Okay, here are my closing thoughts, sorry for the disorder. Hna Essig, in her closing testimony in zone conference said a lot of very deep things, but what most called my attention was when she said "Sometimes you have to look back to see how far you've come." I did that this week. I took out my first mission journal and read through my first days in the mission. Wow, I took a trip to the past and it surprised me. I am not nearly done with journey, but I have come far. The goal is to be perfect, even as Christ is perfect, and I feel like the mission has given me a push start, like the swimmers who push off the wall to get a boost. That push, for me, was and is the mission. The course still must be swam, but that boost gives directions and speed. The mission boost started my progression. I don’t feel like the same person. My goals have changed. My outlook on life has changed. And my vision of the future and of myself have changed.
In zone conference all those who just arrived and its their first zone conference have to present themselves in the beginning, and at the end of the conference all those who are finishing the mission give their testimony. I remember listening to the testimonies of all those who came before me, but I never thought that it would actually be my turn someday. But it was. As I was giving y testimony, tears gathered in my eyes as I realized that the mission isn’t going to last forever. Beginnings are hard, and endings are sad, its the middle that counts. I am going to make these last few weeks count.

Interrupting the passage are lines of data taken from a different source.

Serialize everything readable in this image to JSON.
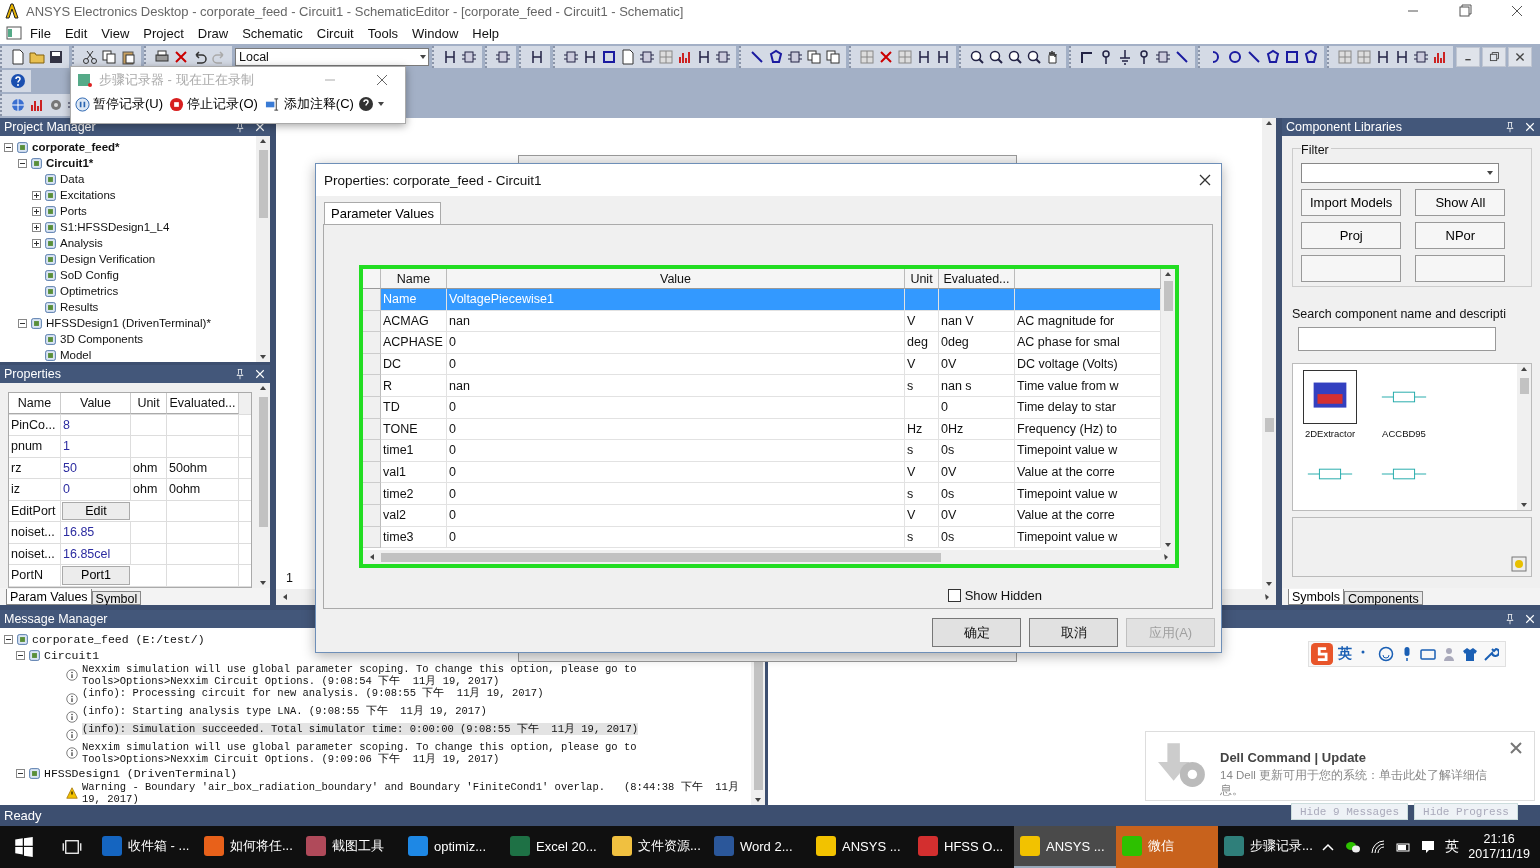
{
  "window": {
    "title": "ANSYS Electronics Desktop - corporate_feed - Circuit1 - SchematicEditor - [corporate_feed - Circuit1 - Schematic]"
  },
  "menu": [
    "File",
    "Edit",
    "View",
    "Project",
    "Draw",
    "Schematic",
    "Circuit",
    "Tools",
    "Window",
    "Help"
  ],
  "toolbar": {
    "location_select": "Local"
  },
  "step_recorder": {
    "title": "步骤记录器 - 现在正在录制",
    "buttons": [
      {
        "kind": "pause",
        "label": "暂停记录(U)"
      },
      {
        "kind": "stop",
        "label": "停止记录(O)"
      },
      {
        "kind": "note",
        "label": "添加注释(C)"
      }
    ]
  },
  "project_manager": {
    "title": "Project Manager",
    "tree": [
      {
        "label": "corporate_feed*",
        "bold": true,
        "expanded": true,
        "children": [
          {
            "label": "Circuit1*",
            "bold": true,
            "expanded": true,
            "children": [
              {
                "label": "Data",
                "bold": false
              },
              {
                "label": "Excitations",
                "bold": false,
                "expanded": false
              },
              {
                "label": "Ports",
                "bold": false,
                "expanded": false
              },
              {
                "label": "S1:HFSSDesign1_L4",
                "bold": false,
                "expanded": false
              },
              {
                "label": "Analysis",
                "bold": false,
                "expanded": false
              },
              {
                "label": "Design Verification",
                "bold": false
              },
              {
                "label": "SoD Config",
                "bold": false
              },
              {
                "label": "Optimetrics",
                "bold": false
              },
              {
                "label": "Results",
                "bold": false
              }
            ]
          },
          {
            "label": "HFSSDesign1 (DrivenTerminal)*",
            "bold": false,
            "expanded": true,
            "children": [
              {
                "label": "3D Components",
                "bold": false
              },
              {
                "label": "Model",
                "bold": false
              }
            ]
          }
        ]
      }
    ]
  },
  "properties": {
    "title": "Properties",
    "columns": [
      "Name",
      "Value",
      "Unit",
      "Evaluated..."
    ],
    "rows": [
      {
        "kind": "text",
        "name": "PinCo...",
        "value": "8"
      },
      {
        "kind": "text",
        "name": "pnum",
        "value": "1"
      },
      {
        "kind": "text",
        "name": "rz",
        "value": "50",
        "unit": "ohm",
        "evaluated": "50ohm"
      },
      {
        "kind": "text",
        "name": "iz",
        "value": "0",
        "unit": "ohm",
        "evaluated": "0ohm"
      },
      {
        "kind": "button",
        "name": "EditPort",
        "value": "Edit"
      },
      {
        "kind": "text",
        "name": "noiset...",
        "value": "16.85"
      },
      {
        "kind": "text",
        "name": "noiset...",
        "value": "16.85cel"
      },
      {
        "kind": "button",
        "name": "PortN",
        "value": "Port1"
      }
    ],
    "tabs": [
      {
        "label": "Param Values",
        "selected": true
      },
      {
        "label": "Symbol",
        "selected": false
      }
    ]
  },
  "schematic": {
    "page_number": "1"
  },
  "component_libraries": {
    "title": "Component Libraries",
    "filter_label": "Filter",
    "buttons": [
      "Import Models",
      "Show All",
      "Proj",
      "NPor"
    ],
    "search_label": "Search component name and descripti",
    "thumbnails": [
      {
        "label": "2DExtractor",
        "selected": true
      },
      {
        "label": "ACCBD95",
        "selected": false
      },
      {
        "selected": false
      },
      {
        "selected": false
      }
    ],
    "tabs": [
      {
        "label": "Symbols",
        "selected": true
      },
      {
        "label": "Components",
        "selected": false
      }
    ]
  },
  "dialog": {
    "title": "Properties: corporate_feed - Circuit1",
    "tab": "Parameter Values",
    "columns": [
      "Name",
      "Value",
      "Unit",
      "Evaluated..."
    ],
    "rows": [
      {
        "name": "Name",
        "value": "VoltagePiecewise1",
        "selected": true
      },
      {
        "name": "ACMAG",
        "value": "nan",
        "unit": "V",
        "evaluated": "nan V",
        "description": "AC magnitude for",
        "selected": false
      },
      {
        "name": "ACPHASE",
        "value": "0",
        "unit": "deg",
        "evaluated": "0deg",
        "description": "AC phase for smal",
        "selected": false
      },
      {
        "name": "DC",
        "value": "0",
        "unit": "V",
        "evaluated": "0V",
        "description": "DC voltage (Volts)",
        "selected": false
      },
      {
        "name": "R",
        "value": "nan",
        "unit": "s",
        "evaluated": "nan s",
        "description": "Time value from w",
        "selected": false
      },
      {
        "name": "TD",
        "value": "0",
        "evaluated": "0",
        "description": "Time delay to star",
        "selected": false
      },
      {
        "name": "TONE",
        "value": "0",
        "unit": "Hz",
        "evaluated": "0Hz",
        "description": "Frequency (Hz) to",
        "selected": false
      },
      {
        "name": "time1",
        "value": "0",
        "unit": "s",
        "evaluated": "0s",
        "description": "Timepoint value w",
        "selected": false
      },
      {
        "name": "val1",
        "value": "0",
        "unit": "V",
        "evaluated": "0V",
        "description": "Value at the corre",
        "selected": false
      },
      {
        "name": "time2",
        "value": "0",
        "unit": "s",
        "evaluated": "0s",
        "description": "Timepoint value w",
        "selected": false
      },
      {
        "name": "val2",
        "value": "0",
        "unit": "V",
        "evaluated": "0V",
        "description": "Value at the corre",
        "selected": false
      },
      {
        "name": "time3",
        "value": "0",
        "unit": "s",
        "evaluated": "0s",
        "description": "Timepoint value w",
        "selected": false
      }
    ],
    "show_hidden": {
      "label": "Show Hidden",
      "checked": false
    },
    "buttons": [
      {
        "label": "确定",
        "disabled": false
      },
      {
        "label": "取消",
        "disabled": false
      },
      {
        "label": "应用(A)",
        "disabled": true
      }
    ]
  },
  "message_manager": {
    "title": "Message Manager",
    "tree": [
      {
        "label": "corporate_feed (E:/test/)",
        "expanded": true,
        "children": [
          {
            "label": "Circuit1",
            "expanded": true,
            "messages": [
              {
                "kind": "info",
                "text": "Nexxim simulation will use global parameter scoping. To change this option, please go to Tools>Options>Nexxim Circuit Options. (9:08:54 下午  11月 19, 2017)",
                "selected": false
              },
              {
                "kind": "info",
                "text": "(info): Processing circuit for new analysis. (9:08:55 下午  11月 19, 2017)",
                "selected": false
              },
              {
                "kind": "info",
                "text": "(info): Starting analysis type LNA. (9:08:55 下午  11月 19, 2017)",
                "selected": false
              },
              {
                "kind": "info",
                "text": "(info): Simulation succeeded. Total simulator time: 0:00:00 (9:08:55 下午  11月 19, 2017)",
                "selected": true
              },
              {
                "kind": "info",
                "text": "Nexxim simulation will use global parameter scoping. To change this option, please go to Tools>Options>Nexxim Circuit Options. (9:09:06 下午  11月 19, 2017)",
                "selected": false
              }
            ]
          },
          {
            "label": "HFSSDesign1 (DrivenTerminal)",
            "expanded": true,
            "messages": [
              {
                "kind": "warning",
                "text": "Warning - Boundary 'air_box_radiation_boundary' and Boundary 'FiniteCond1' overlap.   (8:44:38 下午  11月 19, 2017)",
                "selected": false
              }
            ]
          }
        ]
      }
    ],
    "hide_buttons": [
      "Hide 9 Messages",
      "Hide Progress"
    ]
  },
  "ime_bar": {
    "language": "英"
  },
  "notification": {
    "title": "Dell Command | Update",
    "body": "14 Dell 更新可用于您的系统：单击此处了解详细信息。"
  },
  "status_bar": "Ready",
  "taskbar": {
    "apps": [
      {
        "label": "收件箱 - ...",
        "color": "#1565c0",
        "active": false,
        "alert": false
      },
      {
        "label": "如何将任...",
        "color": "#e8611a",
        "active": false,
        "alert": false
      },
      {
        "label": "截图工具",
        "color": "#b04a5a",
        "active": false,
        "alert": false
      },
      {
        "label": "optimiz...",
        "color": "#1e88e5",
        "active": false,
        "alert": false
      },
      {
        "label": "Excel 20...",
        "color": "#1e7145",
        "active": false,
        "alert": false
      },
      {
        "label": "文件资源...",
        "color": "#f0c040",
        "active": false,
        "alert": false
      },
      {
        "label": "Word 2...",
        "color": "#2b579a",
        "active": false,
        "alert": false
      },
      {
        "label": "ANSYS ...",
        "color": "#f2c200",
        "active": false,
        "alert": false
      },
      {
        "label": "HFSS O...",
        "color": "#d32f2f",
        "active": false,
        "alert": false
      },
      {
        "label": "ANSYS ...",
        "color": "#f2c200",
        "active": true,
        "alert": false
      },
      {
        "label": "微信",
        "color": "#2dc100",
        "active": false,
        "alert": true
      },
      {
        "label": "步骤记录...",
        "color": "#2f7f7a",
        "active": false,
        "alert": false
      }
    ],
    "language": "英",
    "time": "21:16",
    "date": "2017/11/19"
  }
}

I love you so much, family. Thanks for all the support and all the letters. You really are the best!